6.x core.php hook_boot()
7.x system.api.php hook_boot()

Perform setup tasks. See also, hook_init.

This hook is run at the beginning of the page request. It is typically used to set up global parameters which are needed later in the request.

Only use this hook if your code must run even for cached page views.This hook is called before modules or most include files are loaded into memory. It happens while Drupal is still in bootstrap mode.

Return value


Related topics

1 invocation of hook_boot()
system_performance_settings in modules/system/system.admin.inc
Form builder; Configure site performance settings.


developer/hooks/core.php, line 929
These are the hooks that are invoked by the Drupal core.


function hook_boot() {

  // we need user_access() in the shutdown function. make sure it gets loaded
  drupal_load('module', 'user');


jjeff’s picture

hook_boot() gets called during the DRUPAL_BOOTSTRAP_LATE_PAGE_CACHE phase of the bootstrap process (see drupal_bootstrap()).

By this time the following phases have already happened: DRUPAL_BOOTSTRAP_CONFIGURATION, DRUPAL_BOOTSTRAP_EARLY_PAGE_CACHE, DRUPAL_BOOTSTRAP_DATABASE, DRUPAL_BOOTSTRAP_ACCESS, DRUPAL_BOOTSTRAP_SESSION. This means that you have access to the database and session information.

However, the following phases happen after hook_boot(): DRUPAL_BOOTSTRAP_LANGUAGE, DRUPAL_BOOTSTRAP_PATH, DRUPAL_BOOTSTRAP_FULL. This means that you do not have access to language functions, path functions (such as path aliasing), or any of the functions in common.inc.

hook_boot() is the first hook to get run during a page request. It's great if you want to get into the page request very early and execute code before Drupal does its complete bootstrap. However it runs even with normal page caching turned on, so usually hook_init() is a better solution if you want to get in early, but you're okay with a full bootstrap of Drupal happening. Also note that modules which implement hook_boot() will show up as "incompatible with aggressive mode caching and will not function properly" on the admin/settings/performance page.

yuriy.babenko’s picture

It's important to note that your hook_boot() will not get called unless your module is set to bootstrap=1 in the {system} table. I believe this flag is set when you install the module.

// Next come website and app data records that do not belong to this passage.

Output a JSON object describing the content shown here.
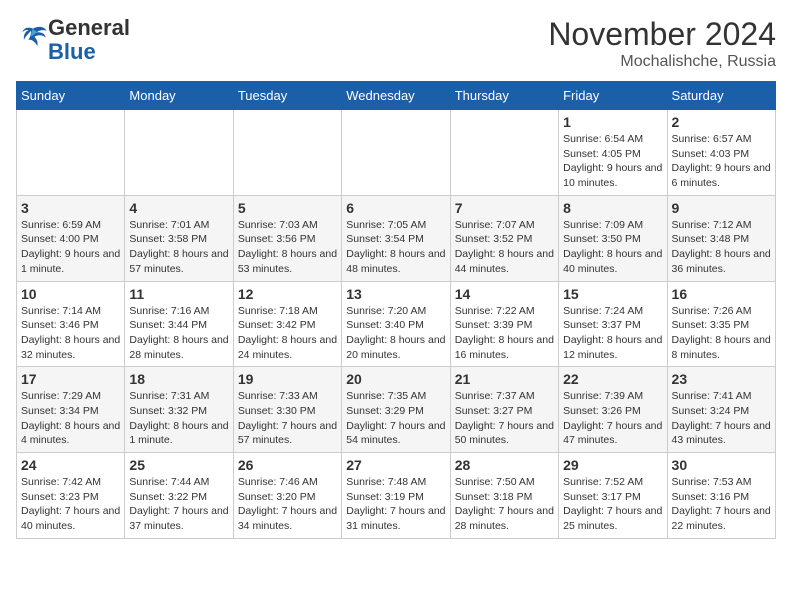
{
  "logo": {
    "text_general": "General",
    "text_blue": "Blue"
  },
  "header": {
    "month": "November 2024",
    "location": "Mochalishche, Russia"
  },
  "days_of_week": [
    "Sunday",
    "Monday",
    "Tuesday",
    "Wednesday",
    "Thursday",
    "Friday",
    "Saturday"
  ],
  "weeks": [
    [
      {
        "day": "",
        "info": ""
      },
      {
        "day": "",
        "info": ""
      },
      {
        "day": "",
        "info": ""
      },
      {
        "day": "",
        "info": ""
      },
      {
        "day": "",
        "info": ""
      },
      {
        "day": "1",
        "info": "Sunrise: 6:54 AM\nSunset: 4:05 PM\nDaylight: 9 hours and 10 minutes."
      },
      {
        "day": "2",
        "info": "Sunrise: 6:57 AM\nSunset: 4:03 PM\nDaylight: 9 hours and 6 minutes."
      }
    ],
    [
      {
        "day": "3",
        "info": "Sunrise: 6:59 AM\nSunset: 4:00 PM\nDaylight: 9 hours and 1 minute."
      },
      {
        "day": "4",
        "info": "Sunrise: 7:01 AM\nSunset: 3:58 PM\nDaylight: 8 hours and 57 minutes."
      },
      {
        "day": "5",
        "info": "Sunrise: 7:03 AM\nSunset: 3:56 PM\nDaylight: 8 hours and 53 minutes."
      },
      {
        "day": "6",
        "info": "Sunrise: 7:05 AM\nSunset: 3:54 PM\nDaylight: 8 hours and 48 minutes."
      },
      {
        "day": "7",
        "info": "Sunrise: 7:07 AM\nSunset: 3:52 PM\nDaylight: 8 hours and 44 minutes."
      },
      {
        "day": "8",
        "info": "Sunrise: 7:09 AM\nSunset: 3:50 PM\nDaylight: 8 hours and 40 minutes."
      },
      {
        "day": "9",
        "info": "Sunrise: 7:12 AM\nSunset: 3:48 PM\nDaylight: 8 hours and 36 minutes."
      }
    ],
    [
      {
        "day": "10",
        "info": "Sunrise: 7:14 AM\nSunset: 3:46 PM\nDaylight: 8 hours and 32 minutes."
      },
      {
        "day": "11",
        "info": "Sunrise: 7:16 AM\nSunset: 3:44 PM\nDaylight: 8 hours and 28 minutes."
      },
      {
        "day": "12",
        "info": "Sunrise: 7:18 AM\nSunset: 3:42 PM\nDaylight: 8 hours and 24 minutes."
      },
      {
        "day": "13",
        "info": "Sunrise: 7:20 AM\nSunset: 3:40 PM\nDaylight: 8 hours and 20 minutes."
      },
      {
        "day": "14",
        "info": "Sunrise: 7:22 AM\nSunset: 3:39 PM\nDaylight: 8 hours and 16 minutes."
      },
      {
        "day": "15",
        "info": "Sunrise: 7:24 AM\nSunset: 3:37 PM\nDaylight: 8 hours and 12 minutes."
      },
      {
        "day": "16",
        "info": "Sunrise: 7:26 AM\nSunset: 3:35 PM\nDaylight: 8 hours and 8 minutes."
      }
    ],
    [
      {
        "day": "17",
        "info": "Sunrise: 7:29 AM\nSunset: 3:34 PM\nDaylight: 8 hours and 4 minutes."
      },
      {
        "day": "18",
        "info": "Sunrise: 7:31 AM\nSunset: 3:32 PM\nDaylight: 8 hours and 1 minute."
      },
      {
        "day": "19",
        "info": "Sunrise: 7:33 AM\nSunset: 3:30 PM\nDaylight: 7 hours and 57 minutes."
      },
      {
        "day": "20",
        "info": "Sunrise: 7:35 AM\nSunset: 3:29 PM\nDaylight: 7 hours and 54 minutes."
      },
      {
        "day": "21",
        "info": "Sunrise: 7:37 AM\nSunset: 3:27 PM\nDaylight: 7 hours and 50 minutes."
      },
      {
        "day": "22",
        "info": "Sunrise: 7:39 AM\nSunset: 3:26 PM\nDaylight: 7 hours and 47 minutes."
      },
      {
        "day": "23",
        "info": "Sunrise: 7:41 AM\nSunset: 3:24 PM\nDaylight: 7 hours and 43 minutes."
      }
    ],
    [
      {
        "day": "24",
        "info": "Sunrise: 7:42 AM\nSunset: 3:23 PM\nDaylight: 7 hours and 40 minutes."
      },
      {
        "day": "25",
        "info": "Sunrise: 7:44 AM\nSunset: 3:22 PM\nDaylight: 7 hours and 37 minutes."
      },
      {
        "day": "26",
        "info": "Sunrise: 7:46 AM\nSunset: 3:20 PM\nDaylight: 7 hours and 34 minutes."
      },
      {
        "day": "27",
        "info": "Sunrise: 7:48 AM\nSunset: 3:19 PM\nDaylight: 7 hours and 31 minutes."
      },
      {
        "day": "28",
        "info": "Sunrise: 7:50 AM\nSunset: 3:18 PM\nDaylight: 7 hours and 28 minutes."
      },
      {
        "day": "29",
        "info": "Sunrise: 7:52 AM\nSunset: 3:17 PM\nDaylight: 7 hours and 25 minutes."
      },
      {
        "day": "30",
        "info": "Sunrise: 7:53 AM\nSunset: 3:16 PM\nDaylight: 7 hours and 22 minutes."
      }
    ]
  ]
}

aklump’s picture

In Drupal 6 (not sure about 7), I found that if I add hook_boot() to a module under development, after it's already been added to the system table, then I have to manually update {system}.bootstrap to 1 in order to get it my hook_boot() to be called. Simply disabling/enabling, or uninstalling/reinstalling doesn't switch that field from a 0 to a 1.

Another thing to note (again D6) is that if you try to call module_invoke_all('some_hook_name') from hook_boot() and the module implementing 'some_hook_name' is not part of the bootstrap module list, the hook function will NOT be found.

vkareh’s picture

Keep in mind when adding hook_boot() to your module as it may automatically set {system}.bootstrap=1 even when the module was already enabled.

barobba’s picture

After adding hook_boot() to your module, you might need to go to "/admin/build/modules/list" to refresh the "system" table.

eltermann’s picture

For this purpose, drush pm-list (or just drush pml) also works.

confiq’s picture

How Can i refresh after hook_update?

voj’s picture

Take note that you cannot use API of other module in hook_boot because some of the modules are not yet finished loading.